(Element data from apps and pages)
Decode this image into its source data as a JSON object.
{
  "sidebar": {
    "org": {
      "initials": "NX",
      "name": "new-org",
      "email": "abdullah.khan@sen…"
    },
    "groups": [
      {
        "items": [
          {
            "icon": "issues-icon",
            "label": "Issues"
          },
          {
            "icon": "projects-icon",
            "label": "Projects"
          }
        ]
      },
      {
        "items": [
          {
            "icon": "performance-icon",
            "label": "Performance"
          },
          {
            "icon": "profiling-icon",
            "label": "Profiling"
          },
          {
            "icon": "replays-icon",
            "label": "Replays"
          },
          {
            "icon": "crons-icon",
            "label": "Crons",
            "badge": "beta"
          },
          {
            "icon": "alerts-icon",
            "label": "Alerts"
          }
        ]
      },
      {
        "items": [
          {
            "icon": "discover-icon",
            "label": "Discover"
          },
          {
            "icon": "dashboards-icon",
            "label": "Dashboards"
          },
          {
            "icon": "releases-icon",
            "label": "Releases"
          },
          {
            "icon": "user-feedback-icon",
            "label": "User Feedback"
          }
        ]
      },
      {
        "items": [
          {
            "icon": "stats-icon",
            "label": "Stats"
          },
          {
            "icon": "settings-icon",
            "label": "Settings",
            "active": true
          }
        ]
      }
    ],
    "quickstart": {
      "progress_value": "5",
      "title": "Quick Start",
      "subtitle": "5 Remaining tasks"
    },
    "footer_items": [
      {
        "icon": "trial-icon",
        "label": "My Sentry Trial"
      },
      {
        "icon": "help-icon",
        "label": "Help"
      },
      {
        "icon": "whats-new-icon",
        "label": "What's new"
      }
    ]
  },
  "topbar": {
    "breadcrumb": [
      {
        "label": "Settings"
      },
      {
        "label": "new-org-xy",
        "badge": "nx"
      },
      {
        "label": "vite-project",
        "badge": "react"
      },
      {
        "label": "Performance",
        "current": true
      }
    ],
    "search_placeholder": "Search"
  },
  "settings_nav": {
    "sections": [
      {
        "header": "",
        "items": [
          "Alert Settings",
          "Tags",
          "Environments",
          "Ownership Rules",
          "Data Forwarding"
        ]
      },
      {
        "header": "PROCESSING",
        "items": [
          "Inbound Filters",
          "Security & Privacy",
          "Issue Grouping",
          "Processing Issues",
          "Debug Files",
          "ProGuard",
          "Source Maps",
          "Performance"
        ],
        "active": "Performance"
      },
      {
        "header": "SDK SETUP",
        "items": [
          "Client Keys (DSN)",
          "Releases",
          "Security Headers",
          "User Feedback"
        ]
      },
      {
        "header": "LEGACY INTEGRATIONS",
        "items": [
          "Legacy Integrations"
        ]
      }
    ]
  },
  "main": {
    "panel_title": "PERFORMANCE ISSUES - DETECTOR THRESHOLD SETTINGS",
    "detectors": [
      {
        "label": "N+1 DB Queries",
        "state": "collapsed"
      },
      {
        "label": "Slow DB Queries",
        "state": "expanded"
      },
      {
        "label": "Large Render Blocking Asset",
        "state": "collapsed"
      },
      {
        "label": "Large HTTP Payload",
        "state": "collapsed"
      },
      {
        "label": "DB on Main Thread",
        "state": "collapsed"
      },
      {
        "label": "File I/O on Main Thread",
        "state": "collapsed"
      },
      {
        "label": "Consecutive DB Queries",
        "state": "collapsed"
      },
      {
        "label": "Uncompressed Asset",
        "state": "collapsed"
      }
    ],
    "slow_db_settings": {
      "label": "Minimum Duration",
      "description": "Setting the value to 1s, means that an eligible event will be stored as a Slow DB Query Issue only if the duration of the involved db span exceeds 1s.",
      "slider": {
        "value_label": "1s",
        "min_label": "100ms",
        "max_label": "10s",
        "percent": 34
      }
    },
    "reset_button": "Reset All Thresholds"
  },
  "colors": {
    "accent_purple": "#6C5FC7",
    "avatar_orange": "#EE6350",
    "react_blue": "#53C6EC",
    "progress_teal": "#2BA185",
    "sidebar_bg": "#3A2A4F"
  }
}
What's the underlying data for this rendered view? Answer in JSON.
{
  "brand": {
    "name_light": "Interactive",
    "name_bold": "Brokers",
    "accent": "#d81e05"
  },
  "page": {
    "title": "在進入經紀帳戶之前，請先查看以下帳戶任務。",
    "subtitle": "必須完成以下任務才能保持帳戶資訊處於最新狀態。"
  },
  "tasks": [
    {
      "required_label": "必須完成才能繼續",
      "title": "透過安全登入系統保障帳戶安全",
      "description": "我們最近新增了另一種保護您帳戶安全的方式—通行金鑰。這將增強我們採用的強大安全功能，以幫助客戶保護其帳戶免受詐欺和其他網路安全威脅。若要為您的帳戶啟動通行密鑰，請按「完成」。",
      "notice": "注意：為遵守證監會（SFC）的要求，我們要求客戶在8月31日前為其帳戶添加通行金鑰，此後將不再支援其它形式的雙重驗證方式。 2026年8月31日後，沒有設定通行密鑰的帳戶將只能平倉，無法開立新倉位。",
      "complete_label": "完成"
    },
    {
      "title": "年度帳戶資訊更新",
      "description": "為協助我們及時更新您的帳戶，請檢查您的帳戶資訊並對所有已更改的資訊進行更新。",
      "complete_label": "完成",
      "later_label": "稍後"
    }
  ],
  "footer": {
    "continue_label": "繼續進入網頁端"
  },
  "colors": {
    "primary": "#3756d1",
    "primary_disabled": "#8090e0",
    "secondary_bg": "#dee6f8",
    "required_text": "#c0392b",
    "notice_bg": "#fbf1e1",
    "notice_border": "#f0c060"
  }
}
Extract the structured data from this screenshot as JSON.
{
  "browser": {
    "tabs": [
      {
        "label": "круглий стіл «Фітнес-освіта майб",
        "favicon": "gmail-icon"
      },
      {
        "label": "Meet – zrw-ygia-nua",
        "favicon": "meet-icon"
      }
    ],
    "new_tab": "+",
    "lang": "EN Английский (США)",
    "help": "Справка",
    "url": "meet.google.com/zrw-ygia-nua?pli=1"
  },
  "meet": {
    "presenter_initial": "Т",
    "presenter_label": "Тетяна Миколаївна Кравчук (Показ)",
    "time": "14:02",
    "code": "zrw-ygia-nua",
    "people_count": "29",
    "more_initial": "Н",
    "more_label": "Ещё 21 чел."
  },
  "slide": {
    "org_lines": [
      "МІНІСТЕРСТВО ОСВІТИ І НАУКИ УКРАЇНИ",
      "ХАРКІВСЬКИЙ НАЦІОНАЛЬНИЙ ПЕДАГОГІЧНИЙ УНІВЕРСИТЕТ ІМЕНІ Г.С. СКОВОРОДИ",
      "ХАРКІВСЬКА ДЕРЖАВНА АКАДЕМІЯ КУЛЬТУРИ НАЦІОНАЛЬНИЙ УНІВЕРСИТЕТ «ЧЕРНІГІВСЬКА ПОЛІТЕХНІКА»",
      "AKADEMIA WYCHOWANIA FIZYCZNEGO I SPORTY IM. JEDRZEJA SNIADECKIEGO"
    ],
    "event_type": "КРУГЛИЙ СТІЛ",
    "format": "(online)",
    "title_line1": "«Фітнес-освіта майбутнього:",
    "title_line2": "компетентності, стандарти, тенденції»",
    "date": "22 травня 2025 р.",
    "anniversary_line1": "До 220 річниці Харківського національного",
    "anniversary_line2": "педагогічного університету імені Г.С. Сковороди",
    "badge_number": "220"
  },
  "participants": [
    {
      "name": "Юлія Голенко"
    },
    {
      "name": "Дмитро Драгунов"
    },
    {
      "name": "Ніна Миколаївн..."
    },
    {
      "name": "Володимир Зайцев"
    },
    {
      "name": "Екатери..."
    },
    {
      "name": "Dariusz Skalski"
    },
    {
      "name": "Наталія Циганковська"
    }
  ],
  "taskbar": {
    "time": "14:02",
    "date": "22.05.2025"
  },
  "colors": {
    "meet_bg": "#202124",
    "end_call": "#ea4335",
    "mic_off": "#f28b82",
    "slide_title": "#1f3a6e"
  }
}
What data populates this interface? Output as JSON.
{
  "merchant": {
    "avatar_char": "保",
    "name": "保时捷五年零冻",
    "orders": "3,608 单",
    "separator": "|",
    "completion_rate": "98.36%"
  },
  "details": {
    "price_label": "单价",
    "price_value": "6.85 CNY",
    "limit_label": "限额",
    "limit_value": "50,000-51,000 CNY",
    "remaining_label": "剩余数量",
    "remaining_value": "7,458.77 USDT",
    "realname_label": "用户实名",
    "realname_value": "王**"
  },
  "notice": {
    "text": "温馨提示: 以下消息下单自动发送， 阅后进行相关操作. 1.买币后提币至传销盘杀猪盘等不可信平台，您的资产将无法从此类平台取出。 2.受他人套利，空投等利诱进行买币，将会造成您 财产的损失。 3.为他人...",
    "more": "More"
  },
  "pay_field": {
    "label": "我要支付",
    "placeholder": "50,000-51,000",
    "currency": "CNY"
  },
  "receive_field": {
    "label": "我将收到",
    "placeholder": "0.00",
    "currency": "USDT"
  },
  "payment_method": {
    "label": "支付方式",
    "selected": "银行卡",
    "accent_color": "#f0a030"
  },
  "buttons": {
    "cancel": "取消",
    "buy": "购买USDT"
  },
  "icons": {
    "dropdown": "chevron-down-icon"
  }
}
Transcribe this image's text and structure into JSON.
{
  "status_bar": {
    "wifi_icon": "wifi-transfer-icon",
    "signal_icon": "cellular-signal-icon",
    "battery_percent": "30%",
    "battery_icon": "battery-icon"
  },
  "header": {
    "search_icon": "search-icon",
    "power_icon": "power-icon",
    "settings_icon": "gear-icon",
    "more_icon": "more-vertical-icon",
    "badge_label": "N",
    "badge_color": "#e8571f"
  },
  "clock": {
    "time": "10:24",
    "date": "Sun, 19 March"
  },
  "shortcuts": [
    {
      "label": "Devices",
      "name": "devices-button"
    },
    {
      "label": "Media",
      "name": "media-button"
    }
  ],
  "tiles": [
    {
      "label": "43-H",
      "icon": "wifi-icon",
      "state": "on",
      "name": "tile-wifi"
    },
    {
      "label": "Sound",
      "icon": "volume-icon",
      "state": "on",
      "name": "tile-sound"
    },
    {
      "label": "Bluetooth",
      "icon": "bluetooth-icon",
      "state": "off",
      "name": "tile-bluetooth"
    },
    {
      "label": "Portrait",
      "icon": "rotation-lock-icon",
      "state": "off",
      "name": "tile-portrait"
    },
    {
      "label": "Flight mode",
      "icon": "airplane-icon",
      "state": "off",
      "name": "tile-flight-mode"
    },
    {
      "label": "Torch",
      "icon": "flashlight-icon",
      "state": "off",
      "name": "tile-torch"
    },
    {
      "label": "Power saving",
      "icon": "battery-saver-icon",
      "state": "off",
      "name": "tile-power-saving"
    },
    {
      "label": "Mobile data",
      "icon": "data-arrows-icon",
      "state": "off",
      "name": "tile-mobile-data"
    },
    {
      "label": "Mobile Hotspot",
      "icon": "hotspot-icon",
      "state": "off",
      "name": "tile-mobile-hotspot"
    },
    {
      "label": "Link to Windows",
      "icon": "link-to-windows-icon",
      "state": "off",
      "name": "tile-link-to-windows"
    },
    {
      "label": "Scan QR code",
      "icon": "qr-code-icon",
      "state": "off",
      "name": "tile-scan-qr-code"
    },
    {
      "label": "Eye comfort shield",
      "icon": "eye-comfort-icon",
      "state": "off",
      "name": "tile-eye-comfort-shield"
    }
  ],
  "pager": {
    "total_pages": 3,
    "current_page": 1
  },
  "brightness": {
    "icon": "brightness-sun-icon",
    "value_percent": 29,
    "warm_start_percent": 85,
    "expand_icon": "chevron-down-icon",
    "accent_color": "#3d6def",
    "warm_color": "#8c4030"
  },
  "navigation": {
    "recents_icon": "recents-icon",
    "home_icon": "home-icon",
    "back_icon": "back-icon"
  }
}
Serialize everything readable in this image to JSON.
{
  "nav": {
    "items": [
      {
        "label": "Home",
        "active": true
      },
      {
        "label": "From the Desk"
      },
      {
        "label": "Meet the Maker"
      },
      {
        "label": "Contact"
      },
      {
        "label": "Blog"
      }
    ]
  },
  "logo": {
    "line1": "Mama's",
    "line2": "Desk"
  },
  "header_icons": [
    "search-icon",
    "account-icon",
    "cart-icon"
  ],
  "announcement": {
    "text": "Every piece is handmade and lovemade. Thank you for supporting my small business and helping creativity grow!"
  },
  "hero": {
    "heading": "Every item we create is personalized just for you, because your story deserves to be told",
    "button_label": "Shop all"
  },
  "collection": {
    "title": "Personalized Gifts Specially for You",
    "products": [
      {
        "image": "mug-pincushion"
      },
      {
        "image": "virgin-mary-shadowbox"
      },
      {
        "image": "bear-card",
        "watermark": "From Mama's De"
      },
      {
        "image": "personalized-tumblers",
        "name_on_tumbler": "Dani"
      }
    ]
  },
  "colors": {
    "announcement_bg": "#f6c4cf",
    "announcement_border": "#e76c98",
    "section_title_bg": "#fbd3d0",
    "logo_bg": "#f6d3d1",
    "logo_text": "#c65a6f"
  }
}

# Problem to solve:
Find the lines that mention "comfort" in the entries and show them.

# Written response:
      "label": "Eye comfort shield",
      "icon": "eye-comfort-icon",
      "name": "tile-eye-comfort-shield"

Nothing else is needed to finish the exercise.